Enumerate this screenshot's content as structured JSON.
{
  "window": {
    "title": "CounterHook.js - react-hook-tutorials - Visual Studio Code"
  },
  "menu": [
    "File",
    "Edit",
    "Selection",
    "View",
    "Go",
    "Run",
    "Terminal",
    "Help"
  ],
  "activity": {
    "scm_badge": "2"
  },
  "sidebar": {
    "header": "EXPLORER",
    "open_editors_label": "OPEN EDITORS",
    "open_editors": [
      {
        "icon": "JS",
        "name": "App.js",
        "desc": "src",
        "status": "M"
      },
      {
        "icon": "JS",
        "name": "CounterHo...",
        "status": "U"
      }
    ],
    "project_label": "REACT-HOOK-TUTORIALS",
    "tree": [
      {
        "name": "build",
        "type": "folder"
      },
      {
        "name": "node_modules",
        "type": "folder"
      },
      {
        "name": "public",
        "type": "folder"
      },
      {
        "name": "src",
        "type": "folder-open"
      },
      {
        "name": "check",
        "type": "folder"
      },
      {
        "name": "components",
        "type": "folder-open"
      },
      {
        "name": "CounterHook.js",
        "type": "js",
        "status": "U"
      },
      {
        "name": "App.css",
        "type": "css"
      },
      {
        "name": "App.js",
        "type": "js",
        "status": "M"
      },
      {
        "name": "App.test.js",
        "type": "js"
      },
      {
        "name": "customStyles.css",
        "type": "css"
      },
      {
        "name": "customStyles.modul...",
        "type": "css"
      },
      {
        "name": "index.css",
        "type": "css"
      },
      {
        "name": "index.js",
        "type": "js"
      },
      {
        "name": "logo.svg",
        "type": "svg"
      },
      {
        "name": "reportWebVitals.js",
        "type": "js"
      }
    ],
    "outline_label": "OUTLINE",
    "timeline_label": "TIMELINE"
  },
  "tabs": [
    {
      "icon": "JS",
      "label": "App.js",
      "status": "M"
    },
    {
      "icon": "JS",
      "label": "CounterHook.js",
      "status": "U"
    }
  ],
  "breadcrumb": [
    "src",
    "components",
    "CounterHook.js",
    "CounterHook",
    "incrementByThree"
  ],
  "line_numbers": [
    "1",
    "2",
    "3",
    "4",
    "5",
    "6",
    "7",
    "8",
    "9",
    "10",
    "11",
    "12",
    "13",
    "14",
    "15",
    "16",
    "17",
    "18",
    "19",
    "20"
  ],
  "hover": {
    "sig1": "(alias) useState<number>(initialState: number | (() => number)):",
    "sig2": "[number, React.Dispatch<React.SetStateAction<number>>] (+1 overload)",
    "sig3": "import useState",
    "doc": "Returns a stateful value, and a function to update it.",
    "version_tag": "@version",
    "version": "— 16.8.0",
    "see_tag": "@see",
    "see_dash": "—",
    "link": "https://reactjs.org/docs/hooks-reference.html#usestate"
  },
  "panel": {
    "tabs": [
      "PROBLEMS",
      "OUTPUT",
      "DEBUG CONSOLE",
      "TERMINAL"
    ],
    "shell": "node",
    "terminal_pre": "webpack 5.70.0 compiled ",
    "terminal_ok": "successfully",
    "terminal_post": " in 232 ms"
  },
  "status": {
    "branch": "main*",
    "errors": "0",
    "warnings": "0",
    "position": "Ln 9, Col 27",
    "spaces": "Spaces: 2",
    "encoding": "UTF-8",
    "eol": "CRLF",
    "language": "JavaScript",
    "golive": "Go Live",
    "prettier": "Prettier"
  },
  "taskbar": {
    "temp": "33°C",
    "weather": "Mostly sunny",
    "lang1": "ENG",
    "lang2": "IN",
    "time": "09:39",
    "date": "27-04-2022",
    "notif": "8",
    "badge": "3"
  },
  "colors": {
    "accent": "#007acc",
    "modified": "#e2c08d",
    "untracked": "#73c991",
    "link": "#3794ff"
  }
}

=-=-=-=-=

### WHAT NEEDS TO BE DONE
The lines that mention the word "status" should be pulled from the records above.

### TASK SOLUTION
        "status": "M"
        "status": "U"
        "status": "U"
        "status": "M"
      "status": "M"
      "status": "U"
  "status": {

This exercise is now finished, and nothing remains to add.